As you can see, this answer doesn't even touch on sex and it would be more than enough to satisfy a young curious mind. This will allow you time to calm down, get on the same page with your spouse on how you would like to handle these types of questions and to go and arm yourself with some helpful books that would be available at any good bookstore.
Watch the latest viral video to hit the web that documents the nine months of a couples pregnancy, which may just help you out!
Don't lie to your child or say they don't need to know. It is very important to answer their questions to establish a bond of trust between you; and also they need YOU to answer these questions - otherwise they will be getting their information from unwanted sources.
Just as important is your reaction to these questions, as this will determine whether or not they will feel comfortable talking with you about issues like sex. The more comfortable you make them feel discussing these things, the more likely they will discuss them with you in the future in an open manner.

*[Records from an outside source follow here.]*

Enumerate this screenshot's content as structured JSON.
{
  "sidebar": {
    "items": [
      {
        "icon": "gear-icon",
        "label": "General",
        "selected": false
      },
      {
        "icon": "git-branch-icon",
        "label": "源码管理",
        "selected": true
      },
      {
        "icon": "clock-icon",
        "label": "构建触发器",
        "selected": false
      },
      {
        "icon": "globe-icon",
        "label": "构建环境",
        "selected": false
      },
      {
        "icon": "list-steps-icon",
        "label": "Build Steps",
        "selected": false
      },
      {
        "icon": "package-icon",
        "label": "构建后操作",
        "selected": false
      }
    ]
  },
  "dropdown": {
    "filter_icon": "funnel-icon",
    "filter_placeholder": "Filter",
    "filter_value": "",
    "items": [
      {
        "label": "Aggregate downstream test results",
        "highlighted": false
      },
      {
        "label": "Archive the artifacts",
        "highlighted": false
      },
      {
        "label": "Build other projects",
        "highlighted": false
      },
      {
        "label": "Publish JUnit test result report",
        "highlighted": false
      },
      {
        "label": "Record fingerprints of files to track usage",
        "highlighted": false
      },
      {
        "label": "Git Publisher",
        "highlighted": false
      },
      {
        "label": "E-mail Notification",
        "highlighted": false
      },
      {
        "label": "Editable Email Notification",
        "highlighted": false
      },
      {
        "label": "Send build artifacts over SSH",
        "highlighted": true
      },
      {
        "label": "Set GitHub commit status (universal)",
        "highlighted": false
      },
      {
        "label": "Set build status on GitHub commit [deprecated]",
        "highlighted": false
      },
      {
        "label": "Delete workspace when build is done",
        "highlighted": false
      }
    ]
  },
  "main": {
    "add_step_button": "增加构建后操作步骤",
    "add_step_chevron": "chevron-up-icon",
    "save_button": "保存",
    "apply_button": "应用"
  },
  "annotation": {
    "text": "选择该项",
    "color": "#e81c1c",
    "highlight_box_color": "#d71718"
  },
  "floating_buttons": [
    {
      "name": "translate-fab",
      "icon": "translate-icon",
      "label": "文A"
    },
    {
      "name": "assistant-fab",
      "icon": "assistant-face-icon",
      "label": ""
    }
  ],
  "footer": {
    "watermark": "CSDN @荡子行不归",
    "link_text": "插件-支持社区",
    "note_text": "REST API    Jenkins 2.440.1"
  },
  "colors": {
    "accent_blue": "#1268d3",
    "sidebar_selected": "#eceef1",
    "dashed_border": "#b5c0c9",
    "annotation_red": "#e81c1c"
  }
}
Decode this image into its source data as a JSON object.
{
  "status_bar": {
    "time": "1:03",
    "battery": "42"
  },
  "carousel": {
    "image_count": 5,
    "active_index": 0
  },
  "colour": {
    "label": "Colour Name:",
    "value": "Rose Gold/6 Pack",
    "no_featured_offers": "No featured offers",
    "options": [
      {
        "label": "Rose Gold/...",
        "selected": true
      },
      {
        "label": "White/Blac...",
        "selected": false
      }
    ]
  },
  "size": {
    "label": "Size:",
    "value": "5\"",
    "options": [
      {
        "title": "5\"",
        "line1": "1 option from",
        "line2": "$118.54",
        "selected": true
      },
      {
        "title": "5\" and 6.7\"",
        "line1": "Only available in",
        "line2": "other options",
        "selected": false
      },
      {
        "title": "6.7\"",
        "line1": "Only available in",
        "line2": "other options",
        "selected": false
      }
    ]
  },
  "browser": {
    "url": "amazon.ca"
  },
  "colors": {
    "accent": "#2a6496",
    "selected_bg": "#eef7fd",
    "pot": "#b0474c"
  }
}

Should the child resist - what do I do as a parent?
Usually children do act out a little in the beginning - remember this is new, strange and not at all pleasant - all your attention and focus is on the new baby, everyone "ooh" and "aah" when they come to visit, so give your child time. However, try and be mindful of how they may be feeling. If you feel it's not working, bring your child to a play therapy session to help ease the transition.
Should Your Child Be Involved in the Birth?
Personally; No I wouldn't. The reason for this is that nothing in life is certain and it could be a very long and traumatic day for everyone involved. Some moms go into labor and baby is born in the car on the way to hospital, other moms are in labor for HOURS, so you wouldn't want to add more pressure on you as parents by having a little one around. Also, they might be quite worried about mommy and might resent baby for hurting mommy or making mom cry and so forth. So no, I would rather say good bye smiling and come back smiling.
Any tips for when the baby is born?
Remember that being a parent is the most difficult thing ever! So be patient with yourself. You probably will feel, at one point or another, that you are lousy at it; but remember that you are more than good enough! Again - involve your older child as much as possible. Ask him to help, by bringing you a nappy, or getting a blanket because baby is cold. Also positive reinforcement is important - acknowledge every nice gesture that your older child does - say things like "you are such a good helper, thank you for being such an awesome big brother/sister". Try and give undivided attention as and when possible and, most importantly, don't be too hard on yourself !!
Article Source: Articles For Knowledge Sharing
About the Author
Read more about preparing kids for new baby, preparing child for new sibling
Html View | Print View
Total views: 74
Word Count: 1200
Date: Tue, 18 Jun 2013 -
Publish/Share this article
To use this article on your site click here to get the HTML code
Remember: The article body, title, author bio and links may not be changed or removed. By publishing this article, you agree to all the terms in our Terms of Service.
Rating: Not yet rated
No comments posted.
More articles in this Category
1: Preparing Child for New Baby
2: Top Tips for Parenting